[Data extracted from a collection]
□ □ □ □ □ □ □
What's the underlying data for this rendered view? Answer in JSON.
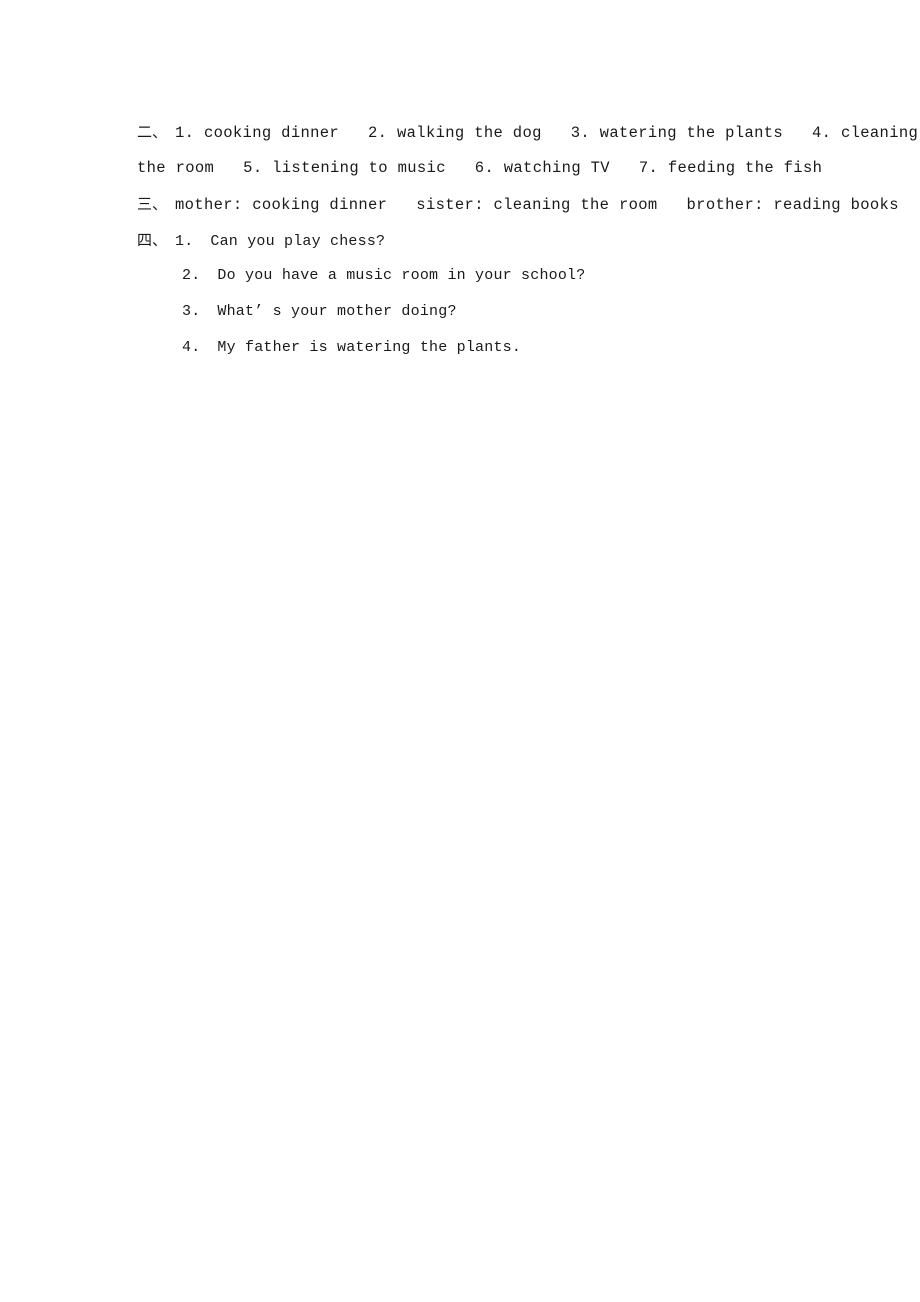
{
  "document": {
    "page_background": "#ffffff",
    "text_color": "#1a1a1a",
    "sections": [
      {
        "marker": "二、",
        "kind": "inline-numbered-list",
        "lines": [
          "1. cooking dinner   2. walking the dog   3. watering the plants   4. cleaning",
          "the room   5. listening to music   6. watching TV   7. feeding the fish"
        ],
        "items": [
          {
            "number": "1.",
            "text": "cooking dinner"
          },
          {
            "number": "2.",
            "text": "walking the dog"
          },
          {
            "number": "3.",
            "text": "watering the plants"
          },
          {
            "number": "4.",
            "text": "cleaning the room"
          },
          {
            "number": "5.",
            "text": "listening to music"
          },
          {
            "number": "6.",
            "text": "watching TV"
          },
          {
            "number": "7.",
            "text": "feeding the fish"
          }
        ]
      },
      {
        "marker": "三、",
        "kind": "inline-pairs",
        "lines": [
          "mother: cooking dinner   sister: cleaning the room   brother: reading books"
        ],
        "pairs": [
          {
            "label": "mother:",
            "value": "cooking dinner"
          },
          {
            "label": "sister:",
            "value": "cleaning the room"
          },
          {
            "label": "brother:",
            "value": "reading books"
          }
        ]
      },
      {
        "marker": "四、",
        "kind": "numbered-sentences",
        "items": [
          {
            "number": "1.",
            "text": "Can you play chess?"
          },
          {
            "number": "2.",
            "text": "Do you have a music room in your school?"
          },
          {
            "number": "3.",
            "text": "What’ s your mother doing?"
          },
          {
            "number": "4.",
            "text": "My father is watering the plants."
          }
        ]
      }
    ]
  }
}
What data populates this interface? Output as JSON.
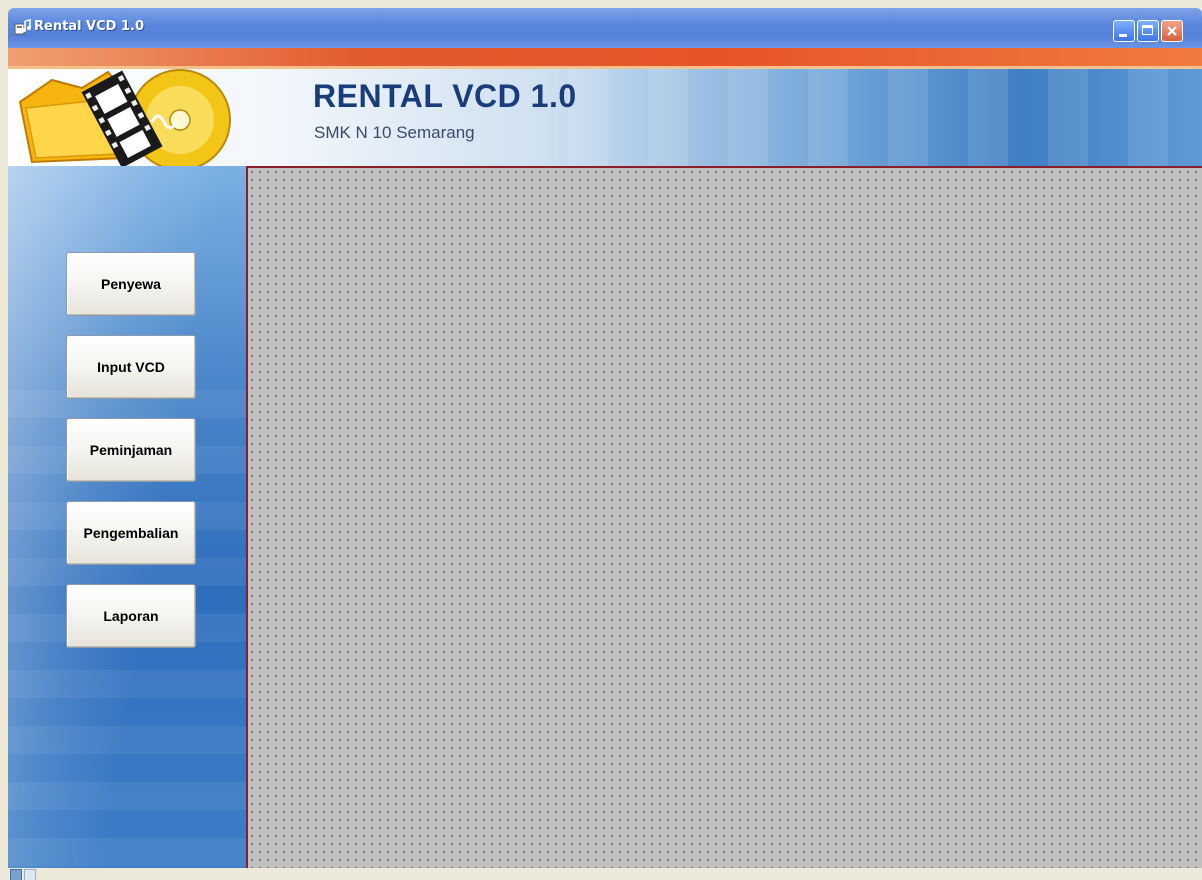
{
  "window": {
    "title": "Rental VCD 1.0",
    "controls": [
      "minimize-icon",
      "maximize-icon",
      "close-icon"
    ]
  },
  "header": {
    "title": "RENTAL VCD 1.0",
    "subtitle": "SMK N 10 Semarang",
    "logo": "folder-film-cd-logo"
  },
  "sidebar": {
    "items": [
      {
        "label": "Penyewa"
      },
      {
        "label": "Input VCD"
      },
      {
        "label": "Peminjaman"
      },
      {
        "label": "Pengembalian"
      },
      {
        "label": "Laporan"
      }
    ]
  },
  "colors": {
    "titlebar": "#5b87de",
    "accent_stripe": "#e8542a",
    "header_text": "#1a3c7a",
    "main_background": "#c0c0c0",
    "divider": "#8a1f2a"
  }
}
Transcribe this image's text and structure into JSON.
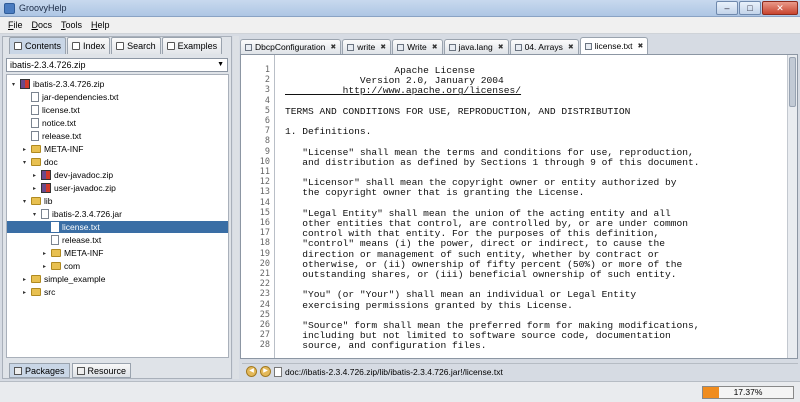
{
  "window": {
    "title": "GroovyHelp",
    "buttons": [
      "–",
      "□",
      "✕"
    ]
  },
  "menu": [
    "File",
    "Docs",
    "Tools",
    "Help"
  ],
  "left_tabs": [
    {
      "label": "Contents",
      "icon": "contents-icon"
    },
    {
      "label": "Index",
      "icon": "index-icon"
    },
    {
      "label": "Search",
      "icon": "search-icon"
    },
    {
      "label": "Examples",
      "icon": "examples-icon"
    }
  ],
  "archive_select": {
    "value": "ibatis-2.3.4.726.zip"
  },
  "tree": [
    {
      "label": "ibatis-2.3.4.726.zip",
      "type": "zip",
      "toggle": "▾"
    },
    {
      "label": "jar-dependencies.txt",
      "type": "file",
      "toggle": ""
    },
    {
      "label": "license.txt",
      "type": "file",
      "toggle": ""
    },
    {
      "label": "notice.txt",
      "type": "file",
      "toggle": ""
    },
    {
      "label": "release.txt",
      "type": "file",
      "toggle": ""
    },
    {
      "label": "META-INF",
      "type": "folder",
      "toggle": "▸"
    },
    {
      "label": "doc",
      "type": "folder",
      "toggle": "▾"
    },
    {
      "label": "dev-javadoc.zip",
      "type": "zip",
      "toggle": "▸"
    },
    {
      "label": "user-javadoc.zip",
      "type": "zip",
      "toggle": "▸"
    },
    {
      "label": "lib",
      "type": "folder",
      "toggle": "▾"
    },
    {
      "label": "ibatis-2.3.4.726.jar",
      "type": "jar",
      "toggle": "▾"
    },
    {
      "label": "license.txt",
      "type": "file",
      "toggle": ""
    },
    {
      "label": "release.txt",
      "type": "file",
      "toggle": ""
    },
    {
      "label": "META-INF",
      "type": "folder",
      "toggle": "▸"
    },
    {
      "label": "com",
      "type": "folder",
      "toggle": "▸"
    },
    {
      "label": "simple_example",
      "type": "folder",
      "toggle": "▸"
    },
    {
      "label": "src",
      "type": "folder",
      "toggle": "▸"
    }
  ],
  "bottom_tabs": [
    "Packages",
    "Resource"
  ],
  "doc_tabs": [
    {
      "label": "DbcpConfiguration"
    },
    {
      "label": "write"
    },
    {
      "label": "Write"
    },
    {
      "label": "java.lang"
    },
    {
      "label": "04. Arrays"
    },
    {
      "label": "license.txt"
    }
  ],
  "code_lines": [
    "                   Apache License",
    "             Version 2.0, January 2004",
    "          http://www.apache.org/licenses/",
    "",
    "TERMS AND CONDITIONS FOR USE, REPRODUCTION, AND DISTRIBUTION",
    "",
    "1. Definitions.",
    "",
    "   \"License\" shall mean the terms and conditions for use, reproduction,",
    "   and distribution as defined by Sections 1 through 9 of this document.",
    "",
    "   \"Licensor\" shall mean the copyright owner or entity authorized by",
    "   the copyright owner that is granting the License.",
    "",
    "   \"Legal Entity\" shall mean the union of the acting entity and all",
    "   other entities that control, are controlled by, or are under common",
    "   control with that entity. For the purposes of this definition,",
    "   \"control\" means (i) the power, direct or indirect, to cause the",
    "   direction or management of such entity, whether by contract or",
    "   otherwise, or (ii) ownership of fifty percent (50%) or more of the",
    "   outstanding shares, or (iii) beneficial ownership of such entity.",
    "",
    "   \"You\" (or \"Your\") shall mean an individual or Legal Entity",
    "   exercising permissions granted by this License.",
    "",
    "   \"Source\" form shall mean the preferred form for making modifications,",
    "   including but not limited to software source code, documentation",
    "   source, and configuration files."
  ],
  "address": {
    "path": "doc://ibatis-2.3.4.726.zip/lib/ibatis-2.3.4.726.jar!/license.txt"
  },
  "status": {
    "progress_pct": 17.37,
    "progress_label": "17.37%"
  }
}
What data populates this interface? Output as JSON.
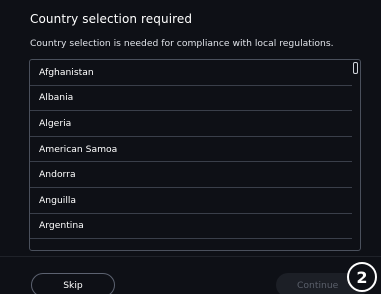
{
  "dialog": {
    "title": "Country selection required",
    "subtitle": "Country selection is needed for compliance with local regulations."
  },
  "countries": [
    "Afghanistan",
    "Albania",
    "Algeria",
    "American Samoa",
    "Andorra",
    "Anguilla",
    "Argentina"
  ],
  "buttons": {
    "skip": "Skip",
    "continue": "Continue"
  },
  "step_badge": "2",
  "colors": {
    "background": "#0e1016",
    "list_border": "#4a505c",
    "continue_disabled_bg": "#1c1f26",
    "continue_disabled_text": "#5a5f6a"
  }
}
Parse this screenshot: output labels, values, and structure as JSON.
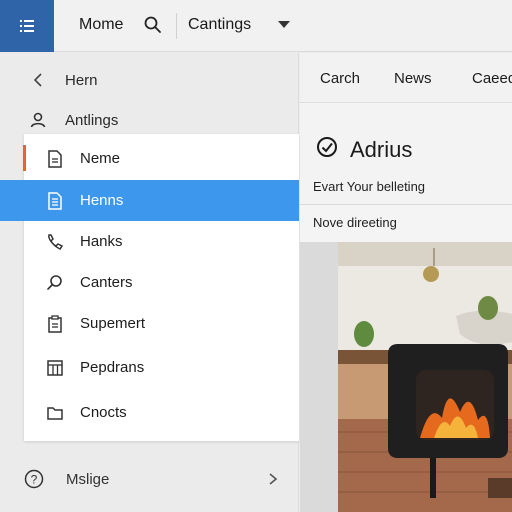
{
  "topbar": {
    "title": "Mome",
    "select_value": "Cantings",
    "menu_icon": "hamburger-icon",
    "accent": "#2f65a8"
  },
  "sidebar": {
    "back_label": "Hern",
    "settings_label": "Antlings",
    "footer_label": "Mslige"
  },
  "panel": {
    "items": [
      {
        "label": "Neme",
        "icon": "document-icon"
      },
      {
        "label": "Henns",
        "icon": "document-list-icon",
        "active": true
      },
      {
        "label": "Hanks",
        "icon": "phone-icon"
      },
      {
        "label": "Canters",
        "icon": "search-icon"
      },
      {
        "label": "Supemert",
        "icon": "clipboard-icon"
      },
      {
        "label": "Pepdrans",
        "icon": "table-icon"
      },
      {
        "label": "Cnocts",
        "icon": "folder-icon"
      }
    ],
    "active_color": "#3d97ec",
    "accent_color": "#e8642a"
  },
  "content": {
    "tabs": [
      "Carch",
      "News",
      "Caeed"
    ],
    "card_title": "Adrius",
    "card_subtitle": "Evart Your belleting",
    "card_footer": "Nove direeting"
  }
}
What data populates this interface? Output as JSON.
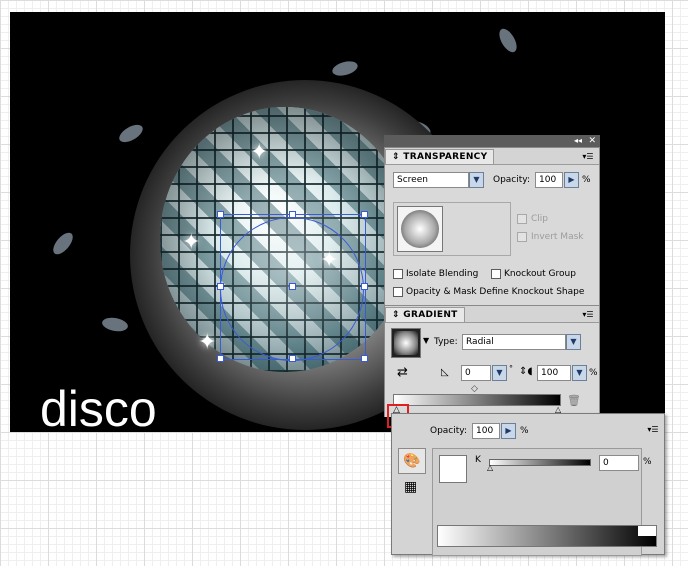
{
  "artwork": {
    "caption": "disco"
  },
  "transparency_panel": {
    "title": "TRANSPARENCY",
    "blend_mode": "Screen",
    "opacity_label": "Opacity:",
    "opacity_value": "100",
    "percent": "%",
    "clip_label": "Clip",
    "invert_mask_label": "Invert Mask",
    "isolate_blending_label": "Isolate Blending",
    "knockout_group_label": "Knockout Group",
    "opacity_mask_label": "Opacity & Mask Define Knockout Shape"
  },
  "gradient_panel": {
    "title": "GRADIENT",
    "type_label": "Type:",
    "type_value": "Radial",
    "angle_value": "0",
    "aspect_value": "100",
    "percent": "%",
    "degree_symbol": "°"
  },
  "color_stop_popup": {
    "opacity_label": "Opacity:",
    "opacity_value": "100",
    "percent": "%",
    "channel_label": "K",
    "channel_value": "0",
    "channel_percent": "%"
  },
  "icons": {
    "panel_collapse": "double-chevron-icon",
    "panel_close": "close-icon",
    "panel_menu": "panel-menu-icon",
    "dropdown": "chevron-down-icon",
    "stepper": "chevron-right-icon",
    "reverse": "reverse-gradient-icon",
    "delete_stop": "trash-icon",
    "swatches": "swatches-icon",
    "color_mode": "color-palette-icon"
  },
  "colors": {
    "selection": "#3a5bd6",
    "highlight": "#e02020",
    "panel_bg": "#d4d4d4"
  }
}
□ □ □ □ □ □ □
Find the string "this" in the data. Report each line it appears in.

What's the underlying data for this rendered view? Answer in JSON.
What data populates this interface? Output as JSON.
Transcribe this image's text and structure into JSON.
    "   and distribution as defined by Sections 1 through 9 of this document.",
    "   control with that entity. For the purposes of this definition,",
    "   exercising permissions granted by this License.",
What data populates this interface? Output as JSON.
Parse this screenshot: output labels, values, and structure as JSON.
What data populates this interface? Output as JSON.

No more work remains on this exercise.